Our source today is Royal Farris, pastor of Life Connection Church in Euless, Texas who blogs at e-Royal. Although we’ve linked to him before at Thinking Out Loud, this is his first appearance here. You’re encouraged to click through, where you’ll find the full 37-minute sermon for which this is the outline: Shame Leads to Fear of Intimacy. You can then browse the blog for other topics and sermon videos.

I prayed to the Lord, and he answered me.  He freed me from all my fears.  Ps 34:4 NLT

 Living under the fears of rejection and failure lead to shame and road blocks to healthy, honest, intimate relationships.

 In male/female relationships we have confused intimacy with sex.

 Shame:  I am what I am and I can’t change.

 Living with Shame

 1)    Feel like everyone is better than you.

 2)    Keep making the same harmful mistakes over and  over again.

 3)    The glass is always at least half-empty.

 4)    The world is against you and you feel sorry for yourself.

 5)    Resist investing in relationships.

 6)    Resist taking risks to improve situation.

 7)    Loss of creativity or imagination.

 8)    Always looking to rescue others in order to feel better about yourself.

 9)    You never feel good about your appearance.

 Get a New Intimate You

 First … Get intimate with God .. Spiritual Intimacy

 22 throw off your old sinful nature and your former way of life, which is corrupted by lust and deception. 23 Instead, let the Spirit renew your thoughts and attitudes. 24 Put on your new nature, created to be like God—truly righteous and holy.  Eph 4:22-24

 Identity, Purpose, Bible Study, Prayer, Church, obedience

 Gallop poll: Couples who pray together 3-4 times a week have a divorce rate of 1 in 1052.

 2)  Practice communicating intimacy.

 …you husbands must give honor to your wives. Treat your wife with understanding as you live together. 1 Pet 3:7

 1)    Make the time to talk.

2)    Develop like interests.

3)    Practice active listening

4)    Ask questions to find out who your spouse is.

5)    Practice giving undivided attention.

6)    Say what you mean.

7)    Talk about physical relationship. (Married)

 One of the greatest hindrances to building intimacy between a man and women is sex outside of marriage.

 3)  Share emotional intimacy.  (Honesty)

 4)  Enjoy physical intimacy.  (Married)

 Do not deprive each other of sexual relations, unless you both agree to refrain from sexual intimacy for a limited time so you can give yourselves more completely to prayer. Afterward, you should come together again so that Satan won’t be able to tempt you because of your lack of self-control.  1 Cor 7:5

August 27, 2010

The Assurance of Pardon

Filed under: Uncategorized — paulthinkingoutloud @ 6:37 pm
Tags: , , , , , , , , ,

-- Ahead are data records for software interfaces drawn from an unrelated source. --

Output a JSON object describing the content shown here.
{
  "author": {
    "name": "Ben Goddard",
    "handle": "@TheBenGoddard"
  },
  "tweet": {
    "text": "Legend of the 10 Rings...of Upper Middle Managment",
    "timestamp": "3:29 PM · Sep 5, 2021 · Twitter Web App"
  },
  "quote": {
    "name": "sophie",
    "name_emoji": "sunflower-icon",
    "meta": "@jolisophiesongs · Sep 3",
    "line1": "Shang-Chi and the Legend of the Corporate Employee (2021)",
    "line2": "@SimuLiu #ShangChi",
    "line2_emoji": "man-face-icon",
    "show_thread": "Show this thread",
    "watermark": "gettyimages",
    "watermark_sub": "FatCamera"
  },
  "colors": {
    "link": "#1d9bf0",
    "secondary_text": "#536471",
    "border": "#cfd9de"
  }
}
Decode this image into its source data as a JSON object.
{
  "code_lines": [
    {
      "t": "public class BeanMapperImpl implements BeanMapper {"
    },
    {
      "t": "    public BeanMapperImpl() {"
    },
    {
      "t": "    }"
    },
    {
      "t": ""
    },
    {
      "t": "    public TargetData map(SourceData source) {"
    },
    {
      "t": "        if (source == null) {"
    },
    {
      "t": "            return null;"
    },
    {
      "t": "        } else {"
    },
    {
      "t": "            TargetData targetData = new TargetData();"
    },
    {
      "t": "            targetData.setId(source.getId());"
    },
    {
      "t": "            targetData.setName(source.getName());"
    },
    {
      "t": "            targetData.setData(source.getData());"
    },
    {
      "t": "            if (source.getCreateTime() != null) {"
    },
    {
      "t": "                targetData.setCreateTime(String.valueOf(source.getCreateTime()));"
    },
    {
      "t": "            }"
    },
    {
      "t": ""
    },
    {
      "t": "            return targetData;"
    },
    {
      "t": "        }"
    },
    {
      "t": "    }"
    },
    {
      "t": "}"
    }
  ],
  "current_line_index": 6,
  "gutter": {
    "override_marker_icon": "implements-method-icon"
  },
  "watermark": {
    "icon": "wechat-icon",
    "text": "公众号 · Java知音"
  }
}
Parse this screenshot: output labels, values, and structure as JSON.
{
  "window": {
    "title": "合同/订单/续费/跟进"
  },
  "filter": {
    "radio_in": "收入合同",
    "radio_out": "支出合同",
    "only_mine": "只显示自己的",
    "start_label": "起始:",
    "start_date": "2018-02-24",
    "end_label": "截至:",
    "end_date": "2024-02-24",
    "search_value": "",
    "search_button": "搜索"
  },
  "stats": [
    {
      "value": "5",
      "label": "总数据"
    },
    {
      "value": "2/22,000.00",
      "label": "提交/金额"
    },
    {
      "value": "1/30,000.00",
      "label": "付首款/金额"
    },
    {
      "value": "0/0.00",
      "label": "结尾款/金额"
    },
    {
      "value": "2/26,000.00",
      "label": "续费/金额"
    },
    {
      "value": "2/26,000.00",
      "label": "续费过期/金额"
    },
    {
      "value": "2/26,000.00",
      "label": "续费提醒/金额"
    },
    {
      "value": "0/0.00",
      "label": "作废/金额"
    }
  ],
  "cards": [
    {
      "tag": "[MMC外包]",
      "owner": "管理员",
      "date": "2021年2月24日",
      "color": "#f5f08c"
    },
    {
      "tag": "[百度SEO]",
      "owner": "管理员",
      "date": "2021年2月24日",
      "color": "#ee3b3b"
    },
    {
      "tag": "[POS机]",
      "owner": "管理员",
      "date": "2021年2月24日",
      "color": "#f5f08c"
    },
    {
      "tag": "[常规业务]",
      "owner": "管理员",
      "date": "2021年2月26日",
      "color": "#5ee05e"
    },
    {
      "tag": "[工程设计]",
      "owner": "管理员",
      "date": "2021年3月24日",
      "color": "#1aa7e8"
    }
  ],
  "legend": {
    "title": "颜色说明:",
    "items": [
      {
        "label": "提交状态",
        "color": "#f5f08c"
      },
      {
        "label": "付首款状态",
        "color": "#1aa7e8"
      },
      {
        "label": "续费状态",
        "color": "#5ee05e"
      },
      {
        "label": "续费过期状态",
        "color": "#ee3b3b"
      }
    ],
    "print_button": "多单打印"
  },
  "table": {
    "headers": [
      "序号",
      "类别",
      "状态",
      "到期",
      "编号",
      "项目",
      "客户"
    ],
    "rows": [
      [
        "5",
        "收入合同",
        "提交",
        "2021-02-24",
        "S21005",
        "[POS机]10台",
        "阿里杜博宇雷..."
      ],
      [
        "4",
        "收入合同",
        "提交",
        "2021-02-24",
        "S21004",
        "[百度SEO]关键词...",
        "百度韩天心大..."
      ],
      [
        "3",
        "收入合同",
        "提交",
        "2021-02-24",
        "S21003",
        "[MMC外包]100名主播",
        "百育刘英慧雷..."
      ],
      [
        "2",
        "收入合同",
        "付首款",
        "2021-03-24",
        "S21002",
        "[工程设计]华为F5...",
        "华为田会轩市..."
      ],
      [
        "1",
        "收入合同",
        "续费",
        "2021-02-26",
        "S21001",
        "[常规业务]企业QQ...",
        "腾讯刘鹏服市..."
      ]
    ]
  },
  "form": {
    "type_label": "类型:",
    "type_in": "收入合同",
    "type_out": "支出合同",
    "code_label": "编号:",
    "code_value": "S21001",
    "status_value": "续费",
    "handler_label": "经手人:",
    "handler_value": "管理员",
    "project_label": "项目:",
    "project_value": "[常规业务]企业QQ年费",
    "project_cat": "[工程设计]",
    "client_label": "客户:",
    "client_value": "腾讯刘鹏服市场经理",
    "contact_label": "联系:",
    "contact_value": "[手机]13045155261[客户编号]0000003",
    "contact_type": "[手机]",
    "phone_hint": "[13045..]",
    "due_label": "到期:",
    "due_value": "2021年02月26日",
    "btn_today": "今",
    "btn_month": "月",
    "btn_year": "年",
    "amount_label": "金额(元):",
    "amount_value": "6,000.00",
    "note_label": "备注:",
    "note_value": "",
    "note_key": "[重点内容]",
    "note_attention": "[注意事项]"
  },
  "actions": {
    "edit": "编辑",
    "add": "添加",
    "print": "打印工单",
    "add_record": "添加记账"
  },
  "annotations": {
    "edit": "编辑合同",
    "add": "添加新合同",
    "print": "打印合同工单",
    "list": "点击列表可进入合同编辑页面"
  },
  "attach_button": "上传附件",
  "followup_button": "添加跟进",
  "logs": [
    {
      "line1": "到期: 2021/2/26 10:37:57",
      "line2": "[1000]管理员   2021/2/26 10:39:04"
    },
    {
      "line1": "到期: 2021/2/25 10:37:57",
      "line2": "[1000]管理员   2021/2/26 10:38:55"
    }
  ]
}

Today at Thinking Out Loud, I looked at the need people have to confess, but often this is nothing more than a desire to get something off their chest, or to blurt out something that they’ve been keeping to themselves.

A key element of confession has to involve the WHO question. To whom am I making this confession?   The person wronged?   A third party to whom might be inflicted some collateral damage?   Or do we confess our sins to God and then expect that to be sufficient, and leave the earthly details to sort themselves out?

The next question is the WHAT question. Is simply telling God (or someone else) what we did sufficient or is genuine sorrow or remose needed as well?   In other words, is confession simply bringing the truth to the surface, or does it involve genuine repentance?   (What James MacDonald in his Downpour tour, might call “face in the dirt” repentance.)   Clearing the air is not clearing the soul.

Finally there is the matter of the CONFESSOR’S RESPONSE. If we confess our sin to God, he is faithful and just to forgive us… here’s how I paraphrased that one today: “if we confess our sin, with faithfulness and according to a justice we can’t always comprehend, he will pardon that sin and help us to work out that sin-nature that caused it.”

Then there’s our NEXT STEPS. Our response also has to involve a determination to both learn from our error and not repeat the same actions or type of actions.   And it may involve subsequent confession to other parties who have been affected by what we have done.

You can read the post I referred to by clicking here.